Pharoh Cooper can do it all. He caught, ran, and even threw for big plays in 2014.
Cooper led South Carolina with 69 receptions, 1,136 yards and nine touchdowns. He ranked top-5 among SEC receivers in each category.
The junior had 1,489 all-purpose yards, including 200 rushing yards and 78 passing yards and 13 total touchdowns (two passing and two rushing).
If not for his 5-foot-11, 201-pound frame, Cooper would’ve been a clear-cut first round draft prospect. Instead, he will benefit from a strong senior campaign to boost his stock.
The move also benefits the Gamecocks, which lack star power. Aside from Cooper, the team looks to replace its key offensive contributors with the departures of quarterback Dylan Thompson and running back Mike Davis.
Head coach Steve Spurrier hasn’t announced a favorite in the QB battle between Connor Mitch, Perry Orth and Michael Scarnecchia, but the smart money is on Mitch.
“Connor Mitch is doing fine, and all three of them are,” Spurrier said in quotes released by South Carolina. “Statistically, they’re pretty similar. Michael Scarnechia, we need to get the ball out of his hands.
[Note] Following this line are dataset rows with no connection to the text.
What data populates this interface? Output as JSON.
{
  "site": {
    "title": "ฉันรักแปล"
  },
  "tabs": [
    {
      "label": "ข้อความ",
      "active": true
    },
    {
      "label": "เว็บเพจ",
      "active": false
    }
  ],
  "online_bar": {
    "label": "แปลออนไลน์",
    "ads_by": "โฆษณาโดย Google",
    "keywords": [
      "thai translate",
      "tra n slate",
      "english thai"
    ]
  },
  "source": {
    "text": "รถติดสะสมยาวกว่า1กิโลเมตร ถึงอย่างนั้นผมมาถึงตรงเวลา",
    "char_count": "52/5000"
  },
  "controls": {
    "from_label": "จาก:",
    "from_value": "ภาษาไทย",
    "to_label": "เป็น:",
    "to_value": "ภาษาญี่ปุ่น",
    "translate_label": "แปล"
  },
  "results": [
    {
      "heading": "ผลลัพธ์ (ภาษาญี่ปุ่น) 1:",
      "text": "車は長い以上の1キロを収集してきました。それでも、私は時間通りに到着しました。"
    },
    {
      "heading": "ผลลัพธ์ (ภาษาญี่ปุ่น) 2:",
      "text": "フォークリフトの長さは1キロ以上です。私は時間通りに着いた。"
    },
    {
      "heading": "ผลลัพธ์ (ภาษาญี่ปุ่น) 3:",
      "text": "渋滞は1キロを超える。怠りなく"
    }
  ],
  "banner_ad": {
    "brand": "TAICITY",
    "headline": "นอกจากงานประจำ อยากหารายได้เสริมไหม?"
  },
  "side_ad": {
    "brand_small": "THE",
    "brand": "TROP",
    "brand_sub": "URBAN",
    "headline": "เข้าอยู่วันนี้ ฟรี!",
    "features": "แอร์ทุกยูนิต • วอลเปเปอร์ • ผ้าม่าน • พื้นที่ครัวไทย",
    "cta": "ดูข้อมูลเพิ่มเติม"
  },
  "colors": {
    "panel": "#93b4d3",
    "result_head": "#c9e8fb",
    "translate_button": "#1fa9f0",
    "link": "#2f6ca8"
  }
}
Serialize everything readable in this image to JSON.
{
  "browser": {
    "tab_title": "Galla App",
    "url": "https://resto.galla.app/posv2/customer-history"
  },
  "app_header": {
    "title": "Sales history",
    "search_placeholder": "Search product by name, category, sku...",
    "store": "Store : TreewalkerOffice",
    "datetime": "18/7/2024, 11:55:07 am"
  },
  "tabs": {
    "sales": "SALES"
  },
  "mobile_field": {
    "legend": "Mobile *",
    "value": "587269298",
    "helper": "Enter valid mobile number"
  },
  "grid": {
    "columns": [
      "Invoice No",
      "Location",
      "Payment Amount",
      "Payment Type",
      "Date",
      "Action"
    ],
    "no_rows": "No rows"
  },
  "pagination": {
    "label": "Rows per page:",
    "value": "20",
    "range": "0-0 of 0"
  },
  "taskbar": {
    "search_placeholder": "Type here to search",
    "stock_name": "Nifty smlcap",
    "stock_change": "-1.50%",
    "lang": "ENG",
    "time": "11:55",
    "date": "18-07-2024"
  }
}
Sometimes, he won’t throw it if he doesn’t think it has a chance and so forth. They all do some good things.”
Still, none of the three have enough experience for Gamecocks fans to plan a December trip to the Georgia Dome in preseason.
South Carolina was the most disappointing team in the SEC in 2014. The Gamecocks were considered to be a contender in the SEC East, but stumbled to a 7-6 (3-5 SEC) record.
South Carolina’s SEC-worst defensive line managed to allow opponents to make historic comebacks — see Kentucky and Tennessee — late in games, despite the offense’s production. Aside from Cooper, there is little reason to expect an improvement in 2015.
Cooper can do everything, but not all at once. Offensively, he gives the Gamecocks an elite weapon but lacks a quarterback capable of aiding his stat sheet. Although Brandon Wilds is a capable option, the loss of Davis slows down the run game and puts even greater pressure on the receivers.
Defensively, the Gamecocks are an example of “can’t get much worse” as an assumption for improvement. It would be difficult to see a decline in production, but the team is hardly a candidate for the conference’s best defensive unit.
Cooper should be enough to help South Carolina stay competitive in close games with big performances. However, the team shouldn’t see much improvement in his final season.
Although Cooper’s draft stock will continue to rise, it won’t be enough to salvage a deteriorating Gamecocks team.